[Task to carry out] Give back the entries verbatim.

[Extracted records]
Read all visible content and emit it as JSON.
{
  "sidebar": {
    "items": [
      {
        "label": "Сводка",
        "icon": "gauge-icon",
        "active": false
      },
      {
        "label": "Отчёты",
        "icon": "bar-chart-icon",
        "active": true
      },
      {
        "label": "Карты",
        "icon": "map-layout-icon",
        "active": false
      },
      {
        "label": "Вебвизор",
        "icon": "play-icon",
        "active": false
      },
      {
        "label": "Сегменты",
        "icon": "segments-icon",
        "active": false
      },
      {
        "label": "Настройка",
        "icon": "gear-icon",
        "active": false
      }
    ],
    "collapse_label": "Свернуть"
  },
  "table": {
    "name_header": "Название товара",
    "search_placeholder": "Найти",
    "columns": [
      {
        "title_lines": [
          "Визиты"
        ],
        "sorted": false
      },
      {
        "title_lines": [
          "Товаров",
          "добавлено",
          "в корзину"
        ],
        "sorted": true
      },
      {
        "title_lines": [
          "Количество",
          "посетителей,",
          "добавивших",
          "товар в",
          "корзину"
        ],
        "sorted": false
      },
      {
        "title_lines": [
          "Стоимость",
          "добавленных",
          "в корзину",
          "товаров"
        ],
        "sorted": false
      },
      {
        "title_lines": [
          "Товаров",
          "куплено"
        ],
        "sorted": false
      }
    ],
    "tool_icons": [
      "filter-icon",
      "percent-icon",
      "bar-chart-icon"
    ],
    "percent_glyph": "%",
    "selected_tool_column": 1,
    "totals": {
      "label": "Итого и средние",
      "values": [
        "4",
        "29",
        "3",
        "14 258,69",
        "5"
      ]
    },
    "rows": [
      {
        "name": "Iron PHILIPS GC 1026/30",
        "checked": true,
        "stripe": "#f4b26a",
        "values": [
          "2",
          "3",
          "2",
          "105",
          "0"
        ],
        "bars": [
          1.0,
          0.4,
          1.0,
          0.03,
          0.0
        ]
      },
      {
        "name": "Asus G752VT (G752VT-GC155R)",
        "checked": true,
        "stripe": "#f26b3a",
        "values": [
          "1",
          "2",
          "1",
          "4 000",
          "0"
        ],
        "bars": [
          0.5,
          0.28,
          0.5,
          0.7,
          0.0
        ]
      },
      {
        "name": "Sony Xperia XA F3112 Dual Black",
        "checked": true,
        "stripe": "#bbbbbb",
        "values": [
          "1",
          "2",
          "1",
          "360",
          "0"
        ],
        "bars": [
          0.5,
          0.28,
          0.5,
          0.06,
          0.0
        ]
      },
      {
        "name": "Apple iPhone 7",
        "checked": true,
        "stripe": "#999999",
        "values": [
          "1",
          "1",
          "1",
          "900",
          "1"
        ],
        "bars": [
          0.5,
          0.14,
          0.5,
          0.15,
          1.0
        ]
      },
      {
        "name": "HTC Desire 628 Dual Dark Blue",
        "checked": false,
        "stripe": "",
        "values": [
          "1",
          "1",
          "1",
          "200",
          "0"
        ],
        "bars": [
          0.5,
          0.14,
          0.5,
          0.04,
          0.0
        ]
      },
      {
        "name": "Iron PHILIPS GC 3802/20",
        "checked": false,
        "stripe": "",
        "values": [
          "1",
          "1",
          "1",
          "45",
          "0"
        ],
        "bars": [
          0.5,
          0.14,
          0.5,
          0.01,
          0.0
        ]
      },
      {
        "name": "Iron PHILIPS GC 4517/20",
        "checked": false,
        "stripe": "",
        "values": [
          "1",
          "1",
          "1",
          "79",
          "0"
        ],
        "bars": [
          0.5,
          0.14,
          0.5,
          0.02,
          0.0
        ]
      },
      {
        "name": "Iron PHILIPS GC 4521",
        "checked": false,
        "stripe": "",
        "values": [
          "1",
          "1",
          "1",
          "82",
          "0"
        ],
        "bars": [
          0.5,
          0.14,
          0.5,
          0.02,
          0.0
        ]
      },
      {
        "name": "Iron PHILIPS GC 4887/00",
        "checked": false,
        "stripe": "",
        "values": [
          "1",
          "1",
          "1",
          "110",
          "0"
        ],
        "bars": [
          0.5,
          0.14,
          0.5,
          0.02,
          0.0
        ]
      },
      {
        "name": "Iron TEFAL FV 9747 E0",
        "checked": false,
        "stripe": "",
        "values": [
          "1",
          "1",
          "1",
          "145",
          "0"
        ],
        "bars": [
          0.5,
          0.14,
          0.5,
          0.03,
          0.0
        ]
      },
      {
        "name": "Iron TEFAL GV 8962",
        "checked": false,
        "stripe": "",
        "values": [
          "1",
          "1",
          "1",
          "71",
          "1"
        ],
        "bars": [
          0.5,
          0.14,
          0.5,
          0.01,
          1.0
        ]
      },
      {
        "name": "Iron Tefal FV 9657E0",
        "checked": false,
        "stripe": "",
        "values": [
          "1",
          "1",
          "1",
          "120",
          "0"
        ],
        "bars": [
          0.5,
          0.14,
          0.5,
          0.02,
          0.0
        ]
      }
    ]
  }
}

[Output of the task]
Read all visible content and emit it as JSON.
{
  "sidebar": {
    "items": [
      {
        "label": "Сводка",
        "icon": "gauge-icon",
        "active": false
      },
      {
        "label": "Отчёты",
        "icon": "bar-chart-icon",
        "active": true
      },
      {
        "label": "Карты",
        "icon": "map-layout-icon",
        "active": false
      },
      {
        "label": "Вебвизор",
        "icon": "play-icon",
        "active": false
      },
      {
        "label": "Сегменты",
        "icon": "segments-icon",
        "active": false
      },
      {
        "label": "Настройка",
        "icon": "gear-icon",
        "active": false
      }
    ],
    "collapse_label": "Свернуть"
  },
  "table": {
    "name_header": "Название товара",
    "search_placeholder": "Найти",
    "columns": [
      {
        "title_lines": [
          "Визиты"
        ],
        "sorted": false
      },
      {
        "title_lines": [
          "Товаров",
          "добавлено",
          "в корзину"
        ],
        "sorted": true
      },
      {
        "title_lines": [
          "Количество",
          "посетителей,",
          "добавивших",
          "товар в",
          "корзину"
        ],
        "sorted": false
      },
      {
        "title_lines": [
          "Стоимость",
          "добавленных",
          "в корзину",
          "товаров"
        ],
        "sorted": false
      },
      {
        "title_lines": [
          "Товаров",
          "куплено"
        ],
        "sorted": false
      }
    ],
    "tool_icons": [
      "filter-icon",
      "percent-icon",
      "bar-chart-icon"
    ],
    "percent_glyph": "%",
    "selected_tool_column": 1,
    "totals": {
      "label": "Итого и средние",
      "values": [
        "4",
        "29",
        "3",
        "14 258,69",
        "5"
      ]
    },
    "rows": [
      {
        "name": "Iron PHILIPS GC 1026/30",
        "checked": true,
        "stripe": "#f4b26a",
        "values": [
          "2",
          "3",
          "2",
          "105",
          "0"
        ],
        "bars": [
          1.0,
          0.4,
          1.0,
          0.03,
          0.0
        ]
      },
      {
        "name": "Asus G752VT (G752VT-GC155R)",
        "checked": true,
        "stripe": "#f26b3a",
        "values": [
          "1",
          "2",
          "1",
          "4 000",
          "0"
        ],
        "bars": [
          0.5,
          0.28,
          0.5,
          0.7,
          0.0
        ]
      },
      {
        "name": "Sony Xperia XA F3112 Dual Black",
        "checked": true,
        "stripe": "#bbbbbb",
        "values": [
          "1",
          "2",
          "1",
          "360",
          "0"
        ],
        "bars": [
          0.5,
          0.28,
          0.5,
          0.06,
          0.0
        ]
      },
      {
        "name": "Apple iPhone 7",
        "checked": true,
        "stripe": "#999999",
        "values": [
          "1",
          "1",
          "1",
          "900",
          "1"
        ],
        "bars": [
          0.5,
          0.14,
          0.5,
          0.15,
          1.0
        ]
      },
      {
        "name": "HTC Desire 628 Dual Dark Blue",
        "checked": false,
        "stripe": "",
        "values": [
          "1",
          "1",
          "1",
          "200",
          "0"
        ],
        "bars": [
          0.5,
          0.14,
          0.5,
          0.04,
          0.0
        ]
      },
      {
        "name": "Iron PHILIPS GC 3802/20",
        "checked": false,
        "stripe": "",
        "values": [
          "1",
          "1",
          "1",
          "45",
          "0"
        ],
        "bars": [
          0.5,
          0.14,
          0.5,
          0.01,
          0.0
        ]
      },
      {
        "name": "Iron PHILIPS GC 4517/20",
        "checked": false,
        "stripe": "",
        "values": [
          "1",
          "1",
          "1",
          "79",
          "0"
        ],
        "bars": [
          0.5,
          0.14,
          0.5,
          0.02,
          0.0
        ]
      },
      {
        "name": "Iron PHILIPS GC 4521",
        "checked": false,
        "stripe": "",
        "values": [
          "1",
          "1",
          "1",
          "82",
          "0"
        ],
        "bars": [
          0.5,
          0.14,
          0.5,
          0.02,
          0.0
        ]
      },
      {
        "name": "Iron PHILIPS GC 4887/00",
        "checked": false,
        "stripe": "",
        "values": [
          "1",
          "1",
          "1",
          "110",
          "0"
        ],
        "bars": [
          0.5,
          0.14,
          0.5,
          0.02,
          0.0
        ]
      },
      {
        "name": "Iron TEFAL FV 9747 E0",
        "checked": false,
        "stripe": "",
        "values": [
          "1",
          "1",
          "1",
          "145",
          "0"
        ],
        "bars": [
          0.5,
          0.14,
          0.5,
          0.03,
          0.0
        ]
      },
      {
        "name": "Iron TEFAL GV 8962",
        "checked": false,
        "stripe": "",
        "values": [
          "1",
          "1",
          "1",
          "71",
          "1"
        ],
        "bars": [
          0.5,
          0.14,
          0.5,
          0.01,
          1.0
        ]
      },
      {
        "name": "Iron Tefal FV 9657E0",
        "checked": false,
        "stripe": "",
        "values": [
          "1",
          "1",
          "1",
          "120",
          "0"
        ],
        "bars": [
          0.5,
          0.14,
          0.5,
          0.02,
          0.0
        ]
      }
    ]
  }
}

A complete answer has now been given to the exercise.